## Task statement:
A faithful copy of the entries, without any pictures, is what is needed here.
(Provided data)
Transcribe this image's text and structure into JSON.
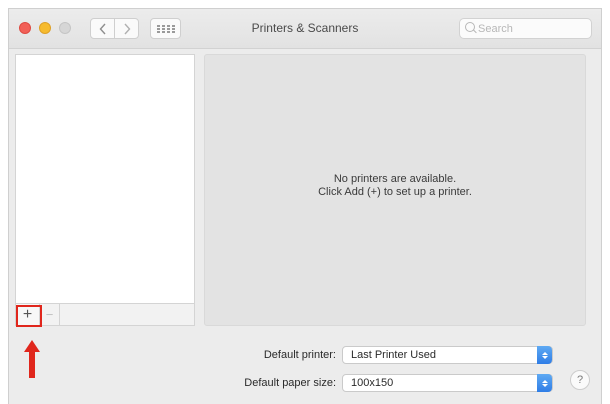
{
  "window": {
    "title": "Printers & Scanners",
    "search_placeholder": "Search"
  },
  "toolbar": {
    "back_icon": "chevron-left-icon",
    "forward_icon": "chevron-right-icon",
    "show_all_icon": "grid-icon"
  },
  "printer_list": {
    "items": [],
    "add_label": "+",
    "remove_label": "−"
  },
  "detail": {
    "message_line1": "No printers are available.",
    "message_line2": "Click Add (+) to set up a printer."
  },
  "settings": {
    "default_printer_label": "Default printer:",
    "default_printer_value": "Last Printer Used",
    "default_paper_label": "Default paper size:",
    "default_paper_value": "100x150"
  },
  "help": {
    "label": "?"
  },
  "annotation": {
    "color": "#e0261c"
  }
}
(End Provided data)
## Answer space:
Transcribe this image's text and structure into JSON.
{
  "window": {
    "title": "Printers & Scanners",
    "search_placeholder": "Search"
  },
  "toolbar": {
    "back_icon": "chevron-left-icon",
    "forward_icon": "chevron-right-icon",
    "show_all_icon": "grid-icon"
  },
  "printer_list": {
    "items": [],
    "add_label": "+",
    "remove_label": "−"
  },
  "detail": {
    "message_line1": "No printers are available.",
    "message_line2": "Click Add (+) to set up a printer."
  },
  "settings": {
    "default_printer_label": "Default printer:",
    "default_printer_value": "Last Printer Used",
    "default_paper_label": "Default paper size:",
    "default_paper_value": "100x150"
  },
  "help": {
    "label": "?"
  },
  "annotation": {
    "color": "#e0261c"
  }
}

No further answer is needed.